Parus Pindoria, a Graduate Optometrist, who left Kingsbury High in 2009 and graduated from City University, now works at Specsavers opticians in Wembley. Parus showed students how to use an ophthalmoscope to examine retinas and check eye health. He said “I think it’s a great idea to have these career talks to give the students an idea of the qualifications they could attain at university which perhaps they may not have realised were available.

The students were great, I think they were a little quiet to begin with but as the presentation went on and they learnt what it’s like to be an Optometrist they warmed up a little more. The practical experience that some of the students volunteered for really was an eye opener for them! As well as giving them an insight into university life they had a chance to follow the journey of reading optometry and what it’s like to practice in real life with real patients with real problems.”

[photography by Steve]

National Science & Engineering Competition 2012

National Science and Engineering Competition 2012

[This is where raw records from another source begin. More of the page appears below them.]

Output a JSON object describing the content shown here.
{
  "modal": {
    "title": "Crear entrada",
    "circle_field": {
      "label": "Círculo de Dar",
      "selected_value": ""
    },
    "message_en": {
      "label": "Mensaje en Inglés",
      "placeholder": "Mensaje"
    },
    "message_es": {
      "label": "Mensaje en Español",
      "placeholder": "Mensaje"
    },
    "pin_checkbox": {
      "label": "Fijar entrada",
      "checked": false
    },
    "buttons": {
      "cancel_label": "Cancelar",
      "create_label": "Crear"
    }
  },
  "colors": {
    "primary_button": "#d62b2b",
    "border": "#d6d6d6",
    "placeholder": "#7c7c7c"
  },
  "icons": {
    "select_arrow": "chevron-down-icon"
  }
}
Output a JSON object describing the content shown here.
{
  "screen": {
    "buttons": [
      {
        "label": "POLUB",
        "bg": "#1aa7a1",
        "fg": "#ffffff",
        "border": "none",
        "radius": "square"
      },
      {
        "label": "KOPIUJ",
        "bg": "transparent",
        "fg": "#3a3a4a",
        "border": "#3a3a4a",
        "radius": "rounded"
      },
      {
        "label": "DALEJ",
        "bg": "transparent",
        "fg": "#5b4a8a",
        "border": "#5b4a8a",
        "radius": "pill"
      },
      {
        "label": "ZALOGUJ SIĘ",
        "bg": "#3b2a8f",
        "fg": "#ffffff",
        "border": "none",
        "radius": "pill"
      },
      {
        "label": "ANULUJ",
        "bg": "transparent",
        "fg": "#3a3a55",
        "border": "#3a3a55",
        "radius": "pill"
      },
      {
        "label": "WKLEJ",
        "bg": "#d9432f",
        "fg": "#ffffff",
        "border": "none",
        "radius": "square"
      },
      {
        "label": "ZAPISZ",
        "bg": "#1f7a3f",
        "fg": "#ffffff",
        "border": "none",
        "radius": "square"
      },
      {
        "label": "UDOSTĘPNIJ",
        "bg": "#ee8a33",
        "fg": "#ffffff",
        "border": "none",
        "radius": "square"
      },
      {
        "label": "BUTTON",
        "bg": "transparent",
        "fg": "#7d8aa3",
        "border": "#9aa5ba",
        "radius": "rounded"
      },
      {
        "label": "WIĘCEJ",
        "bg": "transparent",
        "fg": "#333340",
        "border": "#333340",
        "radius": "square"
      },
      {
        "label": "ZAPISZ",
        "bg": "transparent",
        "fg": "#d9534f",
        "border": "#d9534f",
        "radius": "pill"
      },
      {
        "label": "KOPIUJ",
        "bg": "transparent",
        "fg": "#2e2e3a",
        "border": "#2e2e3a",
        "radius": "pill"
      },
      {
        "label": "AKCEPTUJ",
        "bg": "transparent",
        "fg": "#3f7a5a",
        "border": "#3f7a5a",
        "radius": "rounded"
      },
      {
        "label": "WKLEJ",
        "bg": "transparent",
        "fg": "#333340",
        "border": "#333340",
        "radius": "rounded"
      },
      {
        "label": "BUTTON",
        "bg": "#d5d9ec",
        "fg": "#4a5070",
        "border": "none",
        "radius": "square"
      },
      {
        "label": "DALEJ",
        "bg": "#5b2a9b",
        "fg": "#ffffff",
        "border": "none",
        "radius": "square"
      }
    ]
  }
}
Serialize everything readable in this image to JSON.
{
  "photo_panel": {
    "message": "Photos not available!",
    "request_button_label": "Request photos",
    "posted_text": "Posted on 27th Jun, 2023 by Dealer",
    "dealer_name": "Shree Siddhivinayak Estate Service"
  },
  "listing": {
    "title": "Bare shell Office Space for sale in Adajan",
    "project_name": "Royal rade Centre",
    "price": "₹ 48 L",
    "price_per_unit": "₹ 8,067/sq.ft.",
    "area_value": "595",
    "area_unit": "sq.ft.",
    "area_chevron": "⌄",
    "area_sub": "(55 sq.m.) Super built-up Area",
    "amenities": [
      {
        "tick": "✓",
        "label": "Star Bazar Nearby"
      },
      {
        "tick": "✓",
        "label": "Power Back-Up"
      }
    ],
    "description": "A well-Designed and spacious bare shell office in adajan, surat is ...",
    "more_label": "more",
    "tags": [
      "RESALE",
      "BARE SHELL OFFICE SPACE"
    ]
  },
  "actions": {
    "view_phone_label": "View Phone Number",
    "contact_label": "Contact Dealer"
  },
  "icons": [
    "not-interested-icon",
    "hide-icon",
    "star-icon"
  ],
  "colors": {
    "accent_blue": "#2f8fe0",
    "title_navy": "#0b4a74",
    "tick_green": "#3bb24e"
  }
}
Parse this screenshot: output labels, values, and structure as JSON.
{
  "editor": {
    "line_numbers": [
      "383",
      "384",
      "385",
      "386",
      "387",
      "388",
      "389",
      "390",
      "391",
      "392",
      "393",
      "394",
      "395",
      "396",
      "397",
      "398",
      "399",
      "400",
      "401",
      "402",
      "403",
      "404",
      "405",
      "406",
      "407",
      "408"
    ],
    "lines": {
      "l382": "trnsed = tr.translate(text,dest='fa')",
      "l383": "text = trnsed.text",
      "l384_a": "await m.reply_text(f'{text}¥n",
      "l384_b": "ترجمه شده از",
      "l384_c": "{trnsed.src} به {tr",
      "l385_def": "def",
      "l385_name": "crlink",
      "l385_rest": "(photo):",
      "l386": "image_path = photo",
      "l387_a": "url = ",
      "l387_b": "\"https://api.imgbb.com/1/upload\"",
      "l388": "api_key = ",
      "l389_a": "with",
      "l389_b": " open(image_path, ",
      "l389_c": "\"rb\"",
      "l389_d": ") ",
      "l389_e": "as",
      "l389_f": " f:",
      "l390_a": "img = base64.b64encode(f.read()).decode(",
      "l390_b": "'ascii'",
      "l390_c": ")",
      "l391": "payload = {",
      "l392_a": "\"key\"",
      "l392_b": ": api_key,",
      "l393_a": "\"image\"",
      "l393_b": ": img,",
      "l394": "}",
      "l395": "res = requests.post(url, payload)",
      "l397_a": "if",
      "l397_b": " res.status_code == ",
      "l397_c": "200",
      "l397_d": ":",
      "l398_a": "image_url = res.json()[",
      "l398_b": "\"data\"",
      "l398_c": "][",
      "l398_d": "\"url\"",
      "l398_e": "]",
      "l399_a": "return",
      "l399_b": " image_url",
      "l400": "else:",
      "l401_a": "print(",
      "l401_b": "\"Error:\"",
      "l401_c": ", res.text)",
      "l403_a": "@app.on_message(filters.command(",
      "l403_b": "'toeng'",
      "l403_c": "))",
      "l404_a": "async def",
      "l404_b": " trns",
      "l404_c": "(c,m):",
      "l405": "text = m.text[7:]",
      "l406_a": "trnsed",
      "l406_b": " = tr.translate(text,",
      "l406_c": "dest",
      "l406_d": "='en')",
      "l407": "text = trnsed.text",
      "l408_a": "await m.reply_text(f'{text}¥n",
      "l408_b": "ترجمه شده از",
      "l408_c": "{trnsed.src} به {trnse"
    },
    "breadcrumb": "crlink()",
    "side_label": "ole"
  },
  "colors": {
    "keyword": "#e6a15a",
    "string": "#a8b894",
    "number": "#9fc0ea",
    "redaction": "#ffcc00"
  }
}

A Kingsbury High School pupil has won a place in the finals of the 2012 National Science & Engineering Competition. Mariam Zaidi impressed judges with an investigation into arterial valves in mice and human embryos.

Mariam will now compete against pupils from across the country, at The Big Bang UK Young Scientists & Engineers Fair, in an attempt to claim one of the UK’s most prestigious science and engineering honours for young people.

The Big Bang UK Young Scientists & Engineers Fair will be held at The NEC, Birmingham from 15th to 17th March 2012. Among the 30,000 attendees of the event will be a world-class judging panel including renowned space scientist Dr Maggie Aderin-Pocock, Nobel Prize winning biochemist Sir Time Hunt, and The Science Museum’s inventor in residence Mark Champkins, among others.

Mariam said: “I’m so proud that my project has made it into the finals of the National Science & Engineering Competition.  It’s a great achievement and I can’t wait to get to The Big Bang in Birmingham. The Competition really encouraged me to think about science and engineering in a new light and helped me to realise what fun I could have.”

Sir Roland Jackson, Chief Executive of the British Science Association which runs the National Science & Engineering Competition, commented: “The National Science & Engineering Competition aims to inspire the talent of the future by making science, engineering, technology and maths more appealing for young people. Mariam’s entry shows just how exciting and extraordinary science and engineering can really be.”We’re thrilled that Mariam has got through as a finalist and wish her all the best for the national finals at The Big Bang Fair in Birmingham. Her project really caught our imagination and we hope that it inspires other young people to enter the Competition.”

To find out more about the National Science & Engineering Competition and to book your free place at The Big Bang Fair, visit